■ PROBLEM DETAILS: Your response should consist of the records below, repeated exactly.

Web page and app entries
------
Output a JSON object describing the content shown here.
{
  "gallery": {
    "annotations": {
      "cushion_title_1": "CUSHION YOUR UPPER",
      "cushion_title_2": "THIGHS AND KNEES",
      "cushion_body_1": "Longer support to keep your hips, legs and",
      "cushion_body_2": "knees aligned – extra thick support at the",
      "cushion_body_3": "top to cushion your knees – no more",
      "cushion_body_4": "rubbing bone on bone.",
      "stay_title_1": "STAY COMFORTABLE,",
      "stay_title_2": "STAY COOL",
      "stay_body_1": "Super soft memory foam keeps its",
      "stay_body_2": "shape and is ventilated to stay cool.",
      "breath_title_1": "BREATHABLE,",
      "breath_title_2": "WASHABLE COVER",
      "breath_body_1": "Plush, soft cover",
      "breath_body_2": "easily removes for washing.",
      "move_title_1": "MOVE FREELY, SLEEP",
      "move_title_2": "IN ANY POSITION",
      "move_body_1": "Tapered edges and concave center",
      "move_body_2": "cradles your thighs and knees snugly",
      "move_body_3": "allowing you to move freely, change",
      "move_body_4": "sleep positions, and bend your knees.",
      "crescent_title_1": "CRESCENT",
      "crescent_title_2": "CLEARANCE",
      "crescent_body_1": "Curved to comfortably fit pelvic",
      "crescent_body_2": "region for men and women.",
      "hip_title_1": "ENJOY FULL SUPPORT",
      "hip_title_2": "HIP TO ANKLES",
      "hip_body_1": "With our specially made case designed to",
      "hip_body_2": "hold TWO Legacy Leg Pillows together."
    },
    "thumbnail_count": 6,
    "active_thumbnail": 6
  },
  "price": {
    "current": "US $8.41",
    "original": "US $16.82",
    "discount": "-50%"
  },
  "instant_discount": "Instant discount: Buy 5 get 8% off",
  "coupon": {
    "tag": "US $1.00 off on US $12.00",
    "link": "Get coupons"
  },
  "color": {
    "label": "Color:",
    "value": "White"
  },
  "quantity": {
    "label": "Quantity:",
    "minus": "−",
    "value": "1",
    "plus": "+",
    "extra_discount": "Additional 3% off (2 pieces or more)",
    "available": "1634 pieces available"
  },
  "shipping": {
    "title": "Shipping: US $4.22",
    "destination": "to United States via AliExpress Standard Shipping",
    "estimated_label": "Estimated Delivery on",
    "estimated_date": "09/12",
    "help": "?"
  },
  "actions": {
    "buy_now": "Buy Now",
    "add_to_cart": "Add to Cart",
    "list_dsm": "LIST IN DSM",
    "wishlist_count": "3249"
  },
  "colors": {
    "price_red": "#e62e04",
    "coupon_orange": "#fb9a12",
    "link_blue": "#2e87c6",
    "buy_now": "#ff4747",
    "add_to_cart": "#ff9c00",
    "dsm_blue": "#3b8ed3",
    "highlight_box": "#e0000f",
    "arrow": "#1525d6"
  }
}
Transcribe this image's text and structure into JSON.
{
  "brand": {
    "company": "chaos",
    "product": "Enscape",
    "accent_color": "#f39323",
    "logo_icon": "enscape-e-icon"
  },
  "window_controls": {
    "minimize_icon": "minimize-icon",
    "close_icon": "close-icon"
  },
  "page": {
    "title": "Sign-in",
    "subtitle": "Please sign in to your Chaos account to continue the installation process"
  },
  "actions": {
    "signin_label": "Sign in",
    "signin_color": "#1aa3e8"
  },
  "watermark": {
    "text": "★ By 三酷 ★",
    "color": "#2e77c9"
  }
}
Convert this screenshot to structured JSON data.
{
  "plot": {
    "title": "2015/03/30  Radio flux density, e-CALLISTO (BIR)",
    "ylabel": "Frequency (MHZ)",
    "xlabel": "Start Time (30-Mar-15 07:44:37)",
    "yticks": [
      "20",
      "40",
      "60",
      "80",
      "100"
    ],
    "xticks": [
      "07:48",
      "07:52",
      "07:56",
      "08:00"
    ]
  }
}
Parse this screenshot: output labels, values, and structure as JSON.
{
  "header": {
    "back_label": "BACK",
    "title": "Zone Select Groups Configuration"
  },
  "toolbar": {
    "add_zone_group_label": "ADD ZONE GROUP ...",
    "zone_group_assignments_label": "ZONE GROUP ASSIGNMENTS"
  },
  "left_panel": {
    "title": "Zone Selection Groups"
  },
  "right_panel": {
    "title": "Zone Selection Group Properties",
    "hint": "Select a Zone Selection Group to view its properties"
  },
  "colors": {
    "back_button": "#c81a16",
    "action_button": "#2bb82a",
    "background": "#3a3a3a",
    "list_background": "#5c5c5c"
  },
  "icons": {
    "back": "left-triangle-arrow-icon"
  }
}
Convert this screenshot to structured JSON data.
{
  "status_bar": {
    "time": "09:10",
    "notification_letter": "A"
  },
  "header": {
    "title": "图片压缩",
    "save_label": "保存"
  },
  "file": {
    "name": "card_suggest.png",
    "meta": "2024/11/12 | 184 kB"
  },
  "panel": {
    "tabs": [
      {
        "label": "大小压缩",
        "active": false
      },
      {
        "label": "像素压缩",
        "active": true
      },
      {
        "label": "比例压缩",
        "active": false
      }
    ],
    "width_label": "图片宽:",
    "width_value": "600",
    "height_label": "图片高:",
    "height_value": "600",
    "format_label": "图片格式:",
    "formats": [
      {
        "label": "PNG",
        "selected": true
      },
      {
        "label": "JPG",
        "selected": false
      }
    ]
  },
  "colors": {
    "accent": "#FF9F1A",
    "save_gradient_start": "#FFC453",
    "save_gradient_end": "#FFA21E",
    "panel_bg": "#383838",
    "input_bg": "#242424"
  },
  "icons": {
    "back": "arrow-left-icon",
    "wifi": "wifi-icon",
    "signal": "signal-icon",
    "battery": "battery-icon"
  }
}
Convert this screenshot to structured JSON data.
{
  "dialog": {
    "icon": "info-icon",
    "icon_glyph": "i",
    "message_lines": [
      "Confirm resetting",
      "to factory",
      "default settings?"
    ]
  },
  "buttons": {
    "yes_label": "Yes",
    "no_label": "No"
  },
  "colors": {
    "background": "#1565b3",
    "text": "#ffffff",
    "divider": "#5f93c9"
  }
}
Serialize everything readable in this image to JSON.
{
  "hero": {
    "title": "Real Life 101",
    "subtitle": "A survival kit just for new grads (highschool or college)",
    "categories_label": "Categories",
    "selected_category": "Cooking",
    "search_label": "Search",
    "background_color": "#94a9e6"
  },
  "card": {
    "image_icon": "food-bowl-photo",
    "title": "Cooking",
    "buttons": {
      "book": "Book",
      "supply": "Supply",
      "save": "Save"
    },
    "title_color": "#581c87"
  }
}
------
■ TASK OUTPUT:
Output a JSON object describing the content shown here.
{
  "gallery": {
    "annotations": {
      "cushion_title_1": "CUSHION YOUR UPPER",
      "cushion_title_2": "THIGHS AND KNEES",
      "cushion_body_1": "Longer support to keep your hips, legs and",
      "cushion_body_2": "knees aligned – extra thick support at the",
      "cushion_body_3": "top to cushion your knees – no more",
      "cushion_body_4": "rubbing bone on bone.",
      "stay_title_1": "STAY COMFORTABLE,",
      "stay_title_2": "STAY COOL",
      "stay_body_1": "Super soft memory foam keeps its",
      "stay_body_2": "shape and is ventilated to stay cool.",
      "breath_title_1": "BREATHABLE,",
      "breath_title_2": "WASHABLE COVER",
      "breath_body_1": "Plush, soft cover",
      "breath_body_2": "easily removes for washing.",
      "move_title_1": "MOVE FREELY, SLEEP",
      "move_title_2": "IN ANY POSITION",
      "move_body_1": "Tapered edges and concave center",
      "move_body_2": "cradles your thighs and knees snugly",
      "move_body_3": "allowing you to move freely, change",
      "move_body_4": "sleep positions, and bend your knees.",
      "crescent_title_1": "CRESCENT",
      "crescent_title_2": "CLEARANCE",
      "crescent_body_1": "Curved to comfortably fit pelvic",
      "crescent_body_2": "region for men and women.",
      "hip_title_1": "ENJOY FULL SUPPORT",
      "hip_title_2": "HIP TO ANKLES",
      "hip_body_1": "With our specially made case designed to",
      "hip_body_2": "hold TWO Legacy Leg Pillows together."
    },
    "thumbnail_count": 6,
    "active_thumbnail": 6
  },
  "price": {
    "current": "US $8.41",
    "original": "US $16.82",
    "discount": "-50%"
  },
  "instant_discount": "Instant discount: Buy 5 get 8% off",
  "coupon": {
    "tag": "US $1.00 off on US $12.00",
    "link": "Get coupons"
  },
  "color": {
    "label": "Color:",
    "value": "White"
  },
  "quantity": {
    "label": "Quantity:",
    "minus": "−",
    "value": "1",
    "plus": "+",
    "extra_discount": "Additional 3% off (2 pieces or more)",
    "available": "1634 pieces available"
  },
  "shipping": {
    "title": "Shipping: US $4.22",
    "destination": "to United States via AliExpress Standard Shipping",
    "estimated_label": "Estimated Delivery on",
    "estimated_date": "09/12",
    "help": "?"
  },
  "actions": {
    "buy_now": "Buy Now",
    "add_to_cart": "Add to Cart",
    "list_dsm": "LIST IN DSM",
    "wishlist_count": "3249"
  },
  "colors": {
    "price_red": "#e62e04",
    "coupon_orange": "#fb9a12",
    "link_blue": "#2e87c6",
    "buy_now": "#ff4747",
    "add_to_cart": "#ff9c00",
    "dsm_blue": "#3b8ed3",
    "highlight_box": "#e0000f",
    "arrow": "#1525d6"
  }
}
Transcribe this image's text and structure into JSON.
{
  "brand": {
    "company": "chaos",
    "product": "Enscape",
    "accent_color": "#f39323",
    "logo_icon": "enscape-e-icon"
  },
  "window_controls": {
    "minimize_icon": "minimize-icon",
    "close_icon": "close-icon"
  },
  "page": {
    "title": "Sign-in",
    "subtitle": "Please sign in to your Chaos account to continue the installation process"
  },
  "actions": {
    "signin_label": "Sign in",
    "signin_color": "#1aa3e8"
  },
  "watermark": {
    "text": "★ By 三酷 ★",
    "color": "#2e77c9"
  }
}
Convert this screenshot to structured JSON data.
{
  "plot": {
    "title": "2015/03/30  Radio flux density, e-CALLISTO (BIR)",
    "ylabel": "Frequency (MHZ)",
    "xlabel": "Start Time (30-Mar-15 07:44:37)",
    "yticks": [
      "20",
      "40",
      "60",
      "80",
      "100"
    ],
    "xticks": [
      "07:48",
      "07:52",
      "07:56",
      "08:00"
    ]
  }
}
Parse this screenshot: output labels, values, and structure as JSON.
{
  "header": {
    "back_label": "BACK",
    "title": "Zone Select Groups Configuration"
  },
  "toolbar": {
    "add_zone_group_label": "ADD ZONE GROUP ...",
    "zone_group_assignments_label": "ZONE GROUP ASSIGNMENTS"
  },
  "left_panel": {
    "title": "Zone Selection Groups"
  },
  "right_panel": {
    "title": "Zone Selection Group Properties",
    "hint": "Select a Zone Selection Group to view its properties"
  },
  "colors": {
    "back_button": "#c81a16",
    "action_button": "#2bb82a",
    "background": "#3a3a3a",
    "list_background": "#5c5c5c"
  },
  "icons": {
    "back": "left-triangle-arrow-icon"
  }
}
Convert this screenshot to structured JSON data.
{
  "status_bar": {
    "time": "09:10",
    "notification_letter": "A"
  },
  "header": {
    "title": "图片压缩",
    "save_label": "保存"
  },
  "file": {
    "name": "card_suggest.png",
    "meta": "2024/11/12 | 184 kB"
  },
  "panel": {
    "tabs": [
      {
        "label": "大小压缩",
        "active": false
      },
      {
        "label": "像素压缩",
        "active": true
      },
      {
        "label": "比例压缩",
        "active": false
      }
    ],
    "width_label": "图片宽:",
    "width_value": "600",
    "height_label": "图片高:",
    "height_value": "600",
    "format_label": "图片格式:",
    "formats": [
      {
        "label": "PNG",
        "selected": true
      },
      {
        "label": "JPG",
        "selected": false
      }
    ]
  },
  "colors": {
    "accent": "#FF9F1A",
    "save_gradient_start": "#FFC453",
    "save_gradient_end": "#FFA21E",
    "panel_bg": "#383838",
    "input_bg": "#242424"
  },
  "icons": {
    "back": "arrow-left-icon",
    "wifi": "wifi-icon",
    "signal": "signal-icon",
    "battery": "battery-icon"
  }
}
Convert this screenshot to structured JSON data.
{
  "dialog": {
    "icon": "info-icon",
    "icon_glyph": "i",
    "message_lines": [
      "Confirm resetting",
      "to factory",
      "default settings?"
    ]
  },
  "buttons": {
    "yes_label": "Yes",
    "no_label": "No"
  },
  "colors": {
    "background": "#1565b3",
    "text": "#ffffff",
    "divider": "#5f93c9"
  }
}
Serialize everything readable in this image to JSON.
{
  "hero": {
    "title": "Real Life 101",
    "subtitle": "A survival kit just for new grads (highschool or college)",
    "categories_label": "Categories",
    "selected_category": "Cooking",
    "search_label": "Search",
    "background_color": "#94a9e6"
  },
  "card": {
    "image_icon": "food-bowl-photo",
    "title": "Cooking",
    "buttons": {
      "book": "Book",
      "supply": "Supply",
      "save": "Save"
    },
    "title_color": "#581c87"
  }
}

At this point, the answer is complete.